Reminder: Personal Tax Extension Deadline Is October 15
Many people don’t recognize the fall as a busy tax season. But if you extended your tax return, your new deadline to file is fast approaching; October 15th is exactly two weeks away. For those who haven’t yet filed their complete 2020 tax return, here are a few important reminders for the approaching deadline.
You Should Have Paid Your Estimated Taxes
Many taxpayers filing a tax extension for the first time don’t realize that it is only an extension for filing your return—not an extension to pay your taxes. (Payment extensions are also available, but must be applied for and approved separately.) So, when you filed for your extension back in April, you should have estimated the taxes you owed and made that payment to the IRS.
If you did not do this, you will be subject to penalties for any unpaid amount, in addition to whatever you would normally owe in taxes.
You May Still Have Some Penalties
While we’re on the subject of penalties, please be aware that, in some cases, you may still have to face late-payment fees on your extended return, even if you made an estimated payment. Since your complete return wasn’t ready when you made your estimated tax payment, it’s possible that you didn’t pay the correct amount. If you did underpay on your taxes, when you file your complete return, you will still have to pay penalties on the unpaid amount.
Of course, this still means a significant reduction in penalties: Not only will you be paying less in those late-payment fees, since you already paid at least a portion of the taxes you owed, but you’ll also be avoiding the 5% per month late-filing penalty since you extended. Overall, an extension and estimated payment can make a huge difference in what you pay in penalties to the IRS.
Additional Extensions Are Sometimes Available
What if these additional six months simply weren’t enough time for you to put together your complete return? Can you file another tax extension? The answer to this is yes—and no. No, you cannot request multiple tax extensions for the same tax year. However, there is a separate process that can provide you with additional time to file in certain circumstances.
While getting an initial tax extension is relatively fast and easy (and almost always approve by the IRS), request additional time to file beyond that six-month extension is a bit more difficult. You’ll need to fill out Form 4868 and mail it to the address found on the form, under the heading “Where to File.” You’ll need to include a letter explaining why you need this extra time—and it can’t just be that you forgot to get your paperwork together. The IRS will only approve additional time to file your return in cases of undue hardship.
You Have More Time in a Disaster Area

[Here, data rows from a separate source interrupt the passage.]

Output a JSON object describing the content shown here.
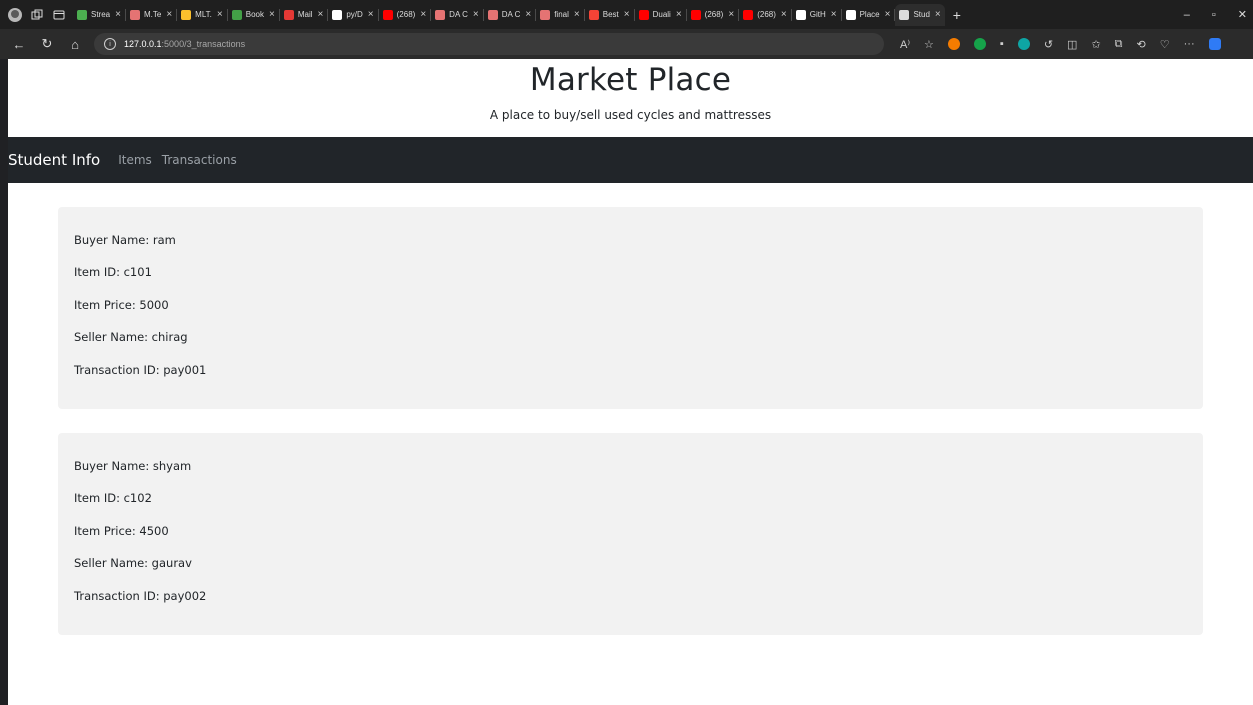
{
  "browser": {
    "tabs": [
      {
        "title": "Strea",
        "color": "#4caf50"
      },
      {
        "title": "M.Te",
        "color": "#e57373"
      },
      {
        "title": "MLT.",
        "color": "#fbc02d"
      },
      {
        "title": "Book",
        "color": "#43a047"
      },
      {
        "title": "Mail",
        "color": "#e53935"
      },
      {
        "title": "py/D",
        "color": "#ffffff"
      },
      {
        "title": "(268)",
        "color": "#ff0000"
      },
      {
        "title": "DA C",
        "color": "#e57373"
      },
      {
        "title": "DA C",
        "color": "#e57373"
      },
      {
        "title": "final",
        "color": "#e57373"
      },
      {
        "title": "Best",
        "color": "#f44336"
      },
      {
        "title": "Duali",
        "color": "#ff0000"
      },
      {
        "title": "(268)",
        "color": "#ff0000"
      },
      {
        "title": "(268)",
        "color": "#ff0000"
      },
      {
        "title": "GitH",
        "color": "#ffffff"
      },
      {
        "title": "Place",
        "color": "#ffffff"
      },
      {
        "title": "Stud",
        "color": "#dcdcdc"
      }
    ],
    "url_host": "127.0.0.1",
    "url_path": ":5000/3_transactions"
  },
  "header": {
    "title": "Market Place",
    "subtitle": "A place to buy/sell used cycles and mattresses"
  },
  "navbar": {
    "brand": "Student Info",
    "links": [
      "Items",
      "Transactions"
    ]
  },
  "transactions": [
    {
      "buyer": "Buyer Name: ram",
      "item_id": "Item ID: c101",
      "price": "Item Price: 5000",
      "seller": "Seller Name: chirag",
      "txn_id": "Transaction ID: pay001"
    },
    {
      "buyer": "Buyer Name: shyam",
      "item_id": "Item ID: c102",
      "price": "Item Price: 4500",
      "seller": "Seller Name: gaurav",
      "txn_id": "Transaction ID: pay002"
    }
  ]
}
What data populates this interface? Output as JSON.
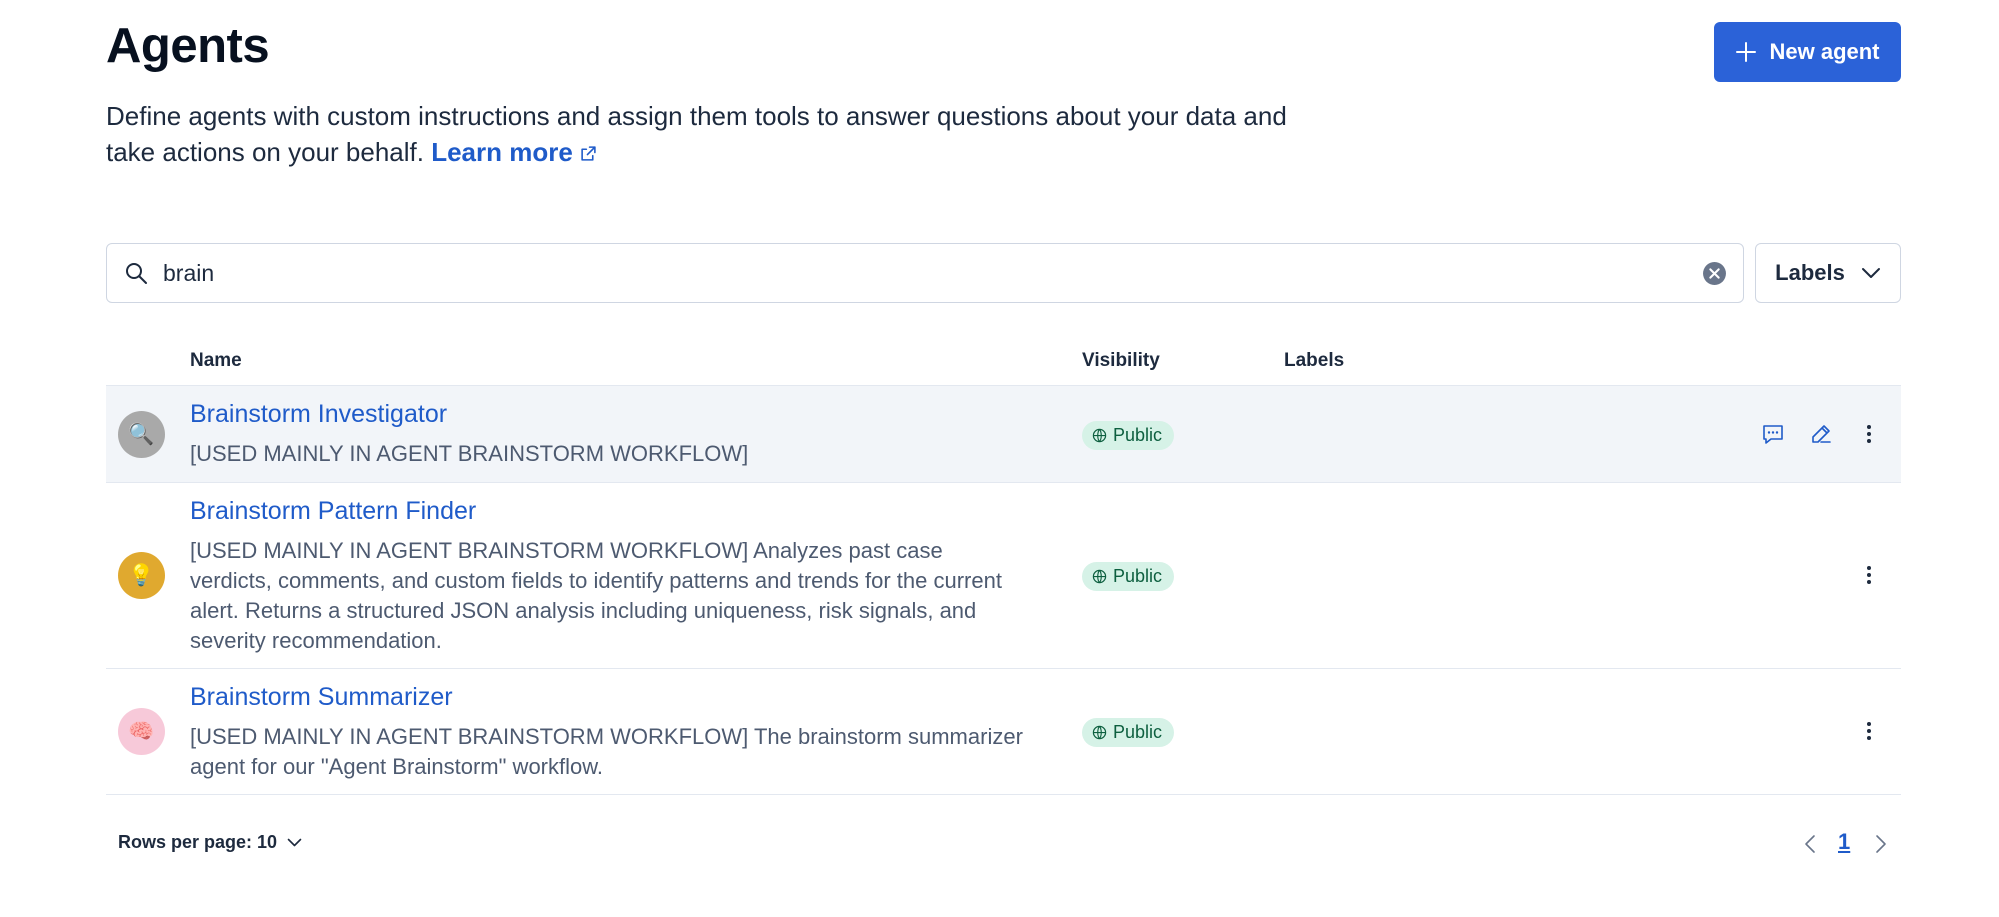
{
  "header": {
    "title": "Agents",
    "new_agent_label": "New agent",
    "description": "Define agents with custom instructions and assign them tools to answer questions about your data and take actions on your behalf.",
    "learn_more": "Learn more"
  },
  "search": {
    "value": "brain",
    "placeholder": "Search"
  },
  "filters": {
    "labels": "Labels"
  },
  "table": {
    "columns": {
      "name": "Name",
      "visibility": "Visibility",
      "labels": "Labels"
    },
    "rows": [
      {
        "name": "Brainstorm Investigator",
        "description": "[USED MAINLY IN AGENT BRAINSTORM WORKFLOW]",
        "visibility": "Public",
        "avatar": "🔍",
        "avatar_color": "#a9a9a9"
      },
      {
        "name": "Brainstorm Pattern Finder",
        "description": "[USED MAINLY IN AGENT BRAINSTORM WORKFLOW] Analyzes past case verdicts, comments, and custom fields to identify patterns and trends for the current alert. Returns a structured JSON analysis including uniqueness, risk signals, and severity recommendation.",
        "visibility": "Public",
        "avatar": "💡",
        "avatar_color": "#e0a92f"
      },
      {
        "name": "Brainstorm Summarizer",
        "description": "[USED MAINLY IN AGENT BRAINSTORM WORKFLOW] The brainstorm summarizer agent for our \"Agent Brainstorm\" workflow.",
        "visibility": "Public",
        "avatar": "🧠",
        "avatar_color": "#f7c9d9"
      }
    ]
  },
  "pagination": {
    "rows_per_page": "Rows per page: 10",
    "current_page": "1"
  },
  "colors": {
    "accent": "#2b62d8",
    "link": "#1f5bc9",
    "badge_bg": "#d6f2e7",
    "badge_text": "#0d5f3f",
    "row_highlight": "#f2f5f9"
  }
}
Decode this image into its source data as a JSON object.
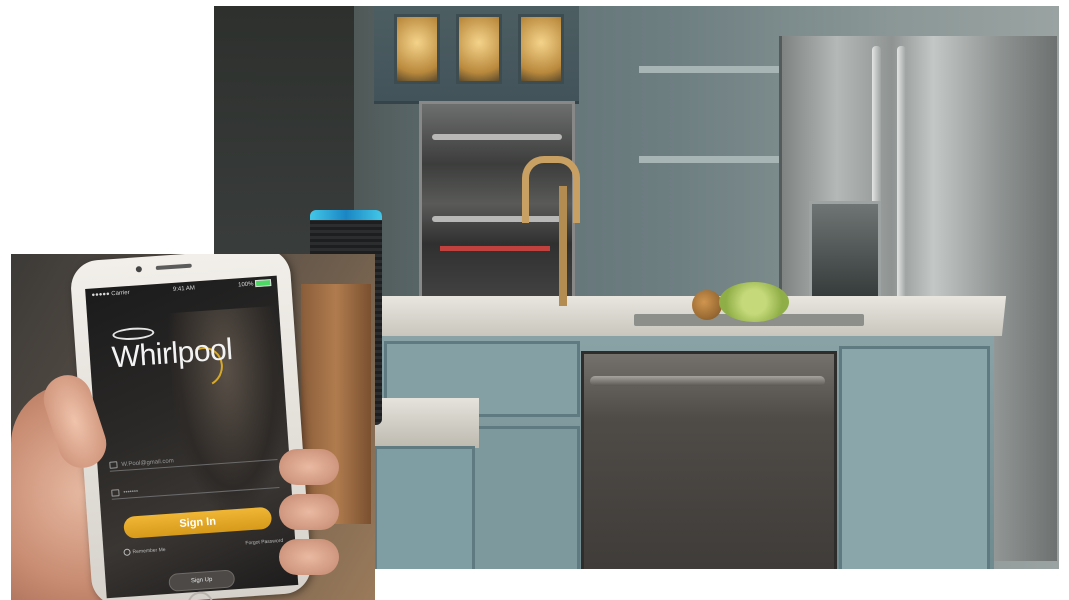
{
  "phone": {
    "status_carrier": "●●●●● Carrier",
    "status_time": "9:41 AM",
    "status_battery": "100%",
    "logo_text": "Whirlpool",
    "username_placeholder": "W.Pool@gmail.com",
    "password_value": "•••••••",
    "signin_label": "Sign In",
    "remember_label": "Remember Me",
    "forgot_label": "Forgot Password",
    "signup_label": "Sign Up"
  },
  "colors": {
    "accent": "#e3a72a",
    "speaker_ring": "#2fb4e0"
  }
}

Recent hurricanes have resulted in several areas of the United States being declared a federal disaster zone. If you live in one of these areas and you previously extended your tax return to October 15th, you may have more time to file due to the impact of the natural disaster. Please visit the IRS website to learn more about disaster relief and tax waivers.
If you don’t reside in a disaster zone, but your tax records are located in one—for example, if you have a business located in a disaster area, and a bookkeeper at that location with all of your business’s financial records—then this same disaster relief can apply to you as well. The IRS will typically provide a new due date for these areas, and if you file by that deadline, any late filing penalties will be waived.
Don’t Miss the Extension Deadline
As we stated earlier, the deadline is just two weeks away now. If you have yet to file your 2020 return, it’s important that you do so as soon as you possibly can. Should you miss your new deadline, late-filing penalties will once again be applied to your return. (In case you forgot, that’s a 5% penalty for every month or portion of a month that your return is late.)
For those struggling to get their personal tax returns ready in the next two weeks, we encourage you to reach out to one of our CPAs to see how we can help you. We’ll work with you to get your return filed as soon as possible. Give us a call to get started as soon as possible, so the deadline doesn’t pass you by!